Syria's regime is planning a new chemical attack on Idlib, the US warned this weekend, with preparations for a major government assault on the opposition province underway.
President Bashar al-Assad has ordered regime forces to launch a chlorine attack on the last rebel stronghold in Syria, according to the Wall Street Journal, in conjunction with a ground offensive on Idlib.
Such an attack could possible lead to a US military response, with leading White House officials - including President Donald Trump - all warning in recent weeks that the use of chemical weapons were a red line.
Trump has twice ordered air strikes on Syrian regime positions following two previous chemical attacks in opposition towns and villages in Idlib province and Eastern Ghouta.
The latest warning comes amid sustained reports of an imminent offensive by Damascus with the possible use of chemical weapons, but it is unclear if this would include the less deadly chemical chlorine, which the regime has frequently deployed during the war.
"We haven't said that the US would use the military in response to an offensive," a senior US official told the business daily.
"We have political tools at our disposal, we have economic tools at our disposal.

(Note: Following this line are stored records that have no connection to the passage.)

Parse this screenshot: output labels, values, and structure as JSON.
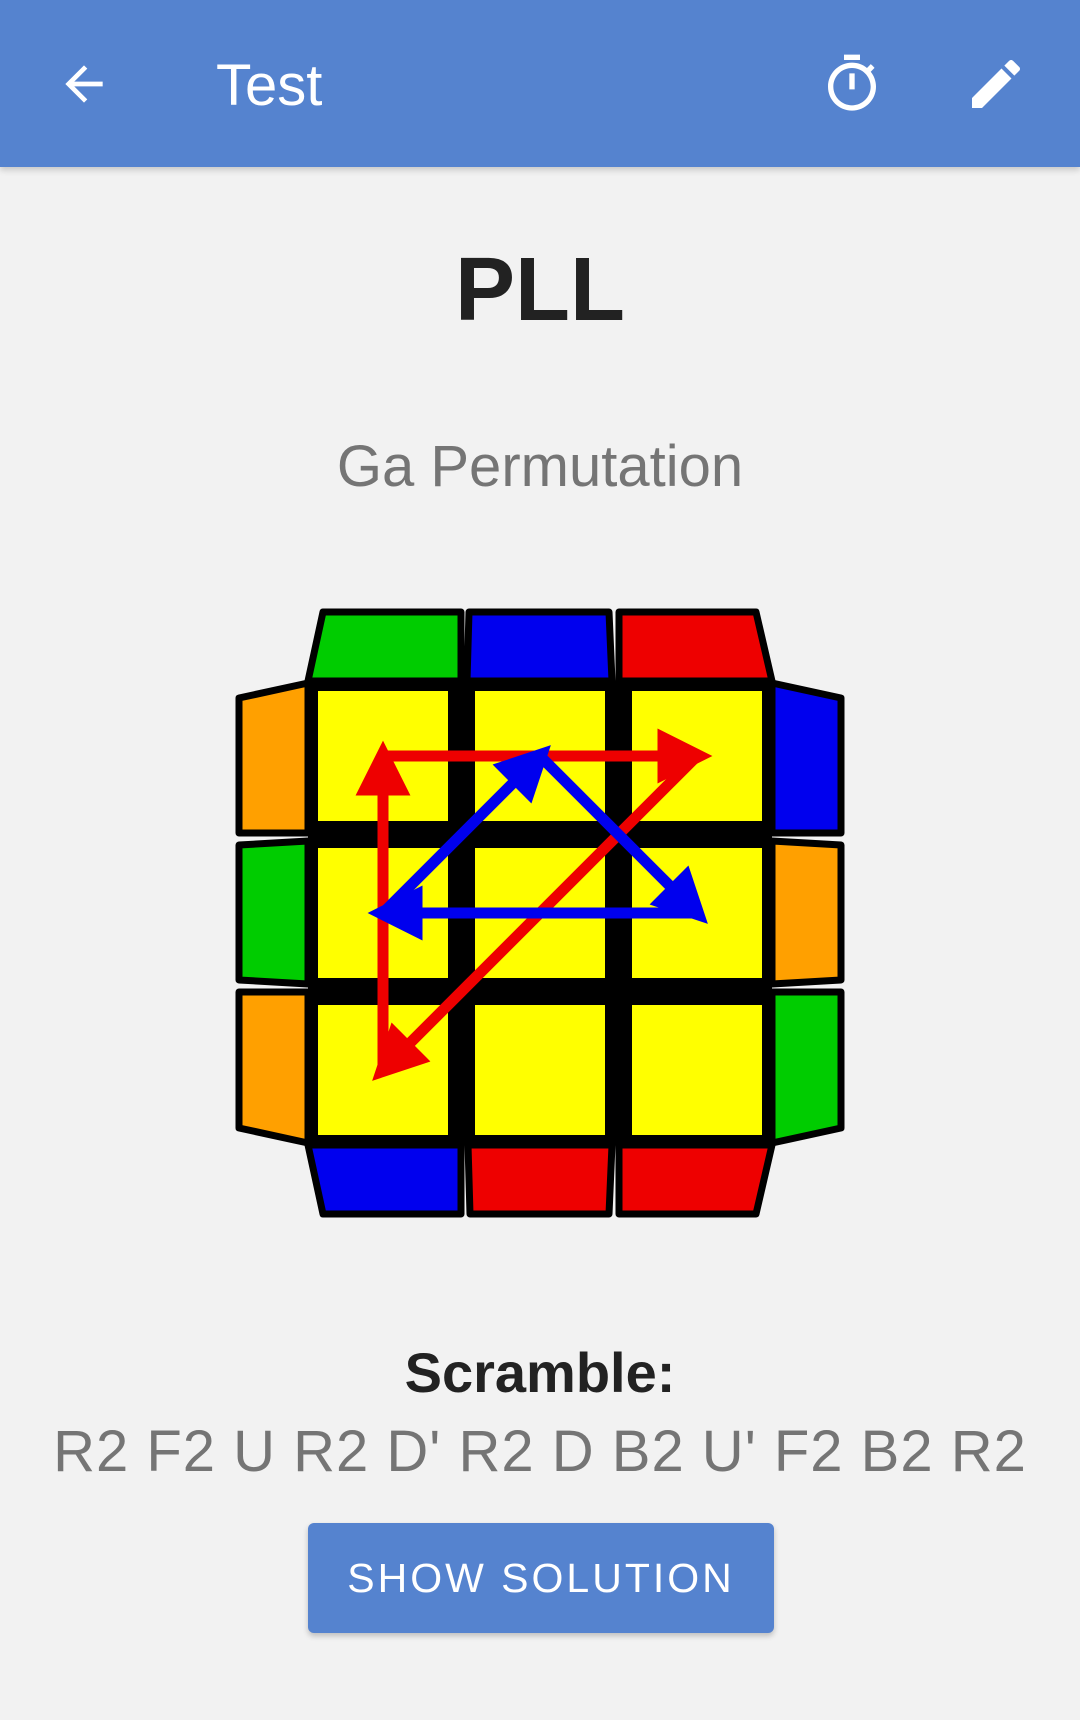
{
  "appbar": {
    "title": "Test",
    "back_icon": "arrow-back-icon",
    "timer_icon": "timer-icon",
    "edit_icon": "pencil-icon",
    "color": "#5583cf"
  },
  "case": {
    "group": "PLL",
    "name": "Ga Permutation"
  },
  "cube_diagram": {
    "top_face": [
      [
        "yellow",
        "yellow",
        "yellow"
      ],
      [
        "yellow",
        "yellow",
        "yellow"
      ],
      [
        "yellow",
        "yellow",
        "yellow"
      ]
    ],
    "back_edge": [
      "green",
      "blue",
      "red"
    ],
    "front_edge": [
      "blue",
      "red",
      "red"
    ],
    "left_edge": [
      "orange",
      "green",
      "orange"
    ],
    "right_edge": [
      "blue",
      "orange",
      "green"
    ],
    "arrow_colors": {
      "corner_cycle": "#ee0000",
      "edge_cycle": "#0000ee"
    }
  },
  "scramble": {
    "label": "Scramble:",
    "moves": "R2 F2 U R2 D' R2 D B2 U' F2 B2 R2"
  },
  "actions": {
    "show_solution": "SHOW SOLUTION"
  }
}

There are a number of different ways we could respond if Assad were to take that reckless, dangerous step."
The official said that intelligence had pointed to Assad giving the green light for the use of chlorine on the province which is home to more than 3 million civilians, but it was not clear if he had approved the deployment of the much more deadly sarin nerve gas.

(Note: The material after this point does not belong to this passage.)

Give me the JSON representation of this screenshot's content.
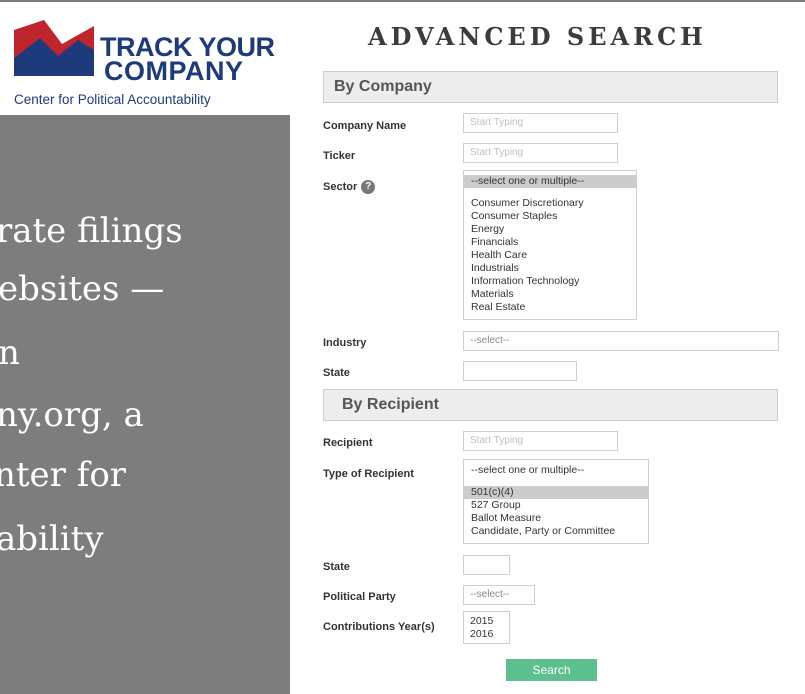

Such measures could include sanctions targeting Syrian government officials, but Washington's rhetoric against the regime has stepped up in recent weeks.
"We've started using new language," he said, referring to the planned assault on Idlib, which would likely kill thousands.
Trump has also warned of "consequences" of a brutal attack on Idlib, as seen during other regime offensives on rebel areas.
Russian and Syrian state media have accused the US, France, UK and rebels of planning a "false flag" chemical attack on Idlib, which has been rejected by Washington and analysts.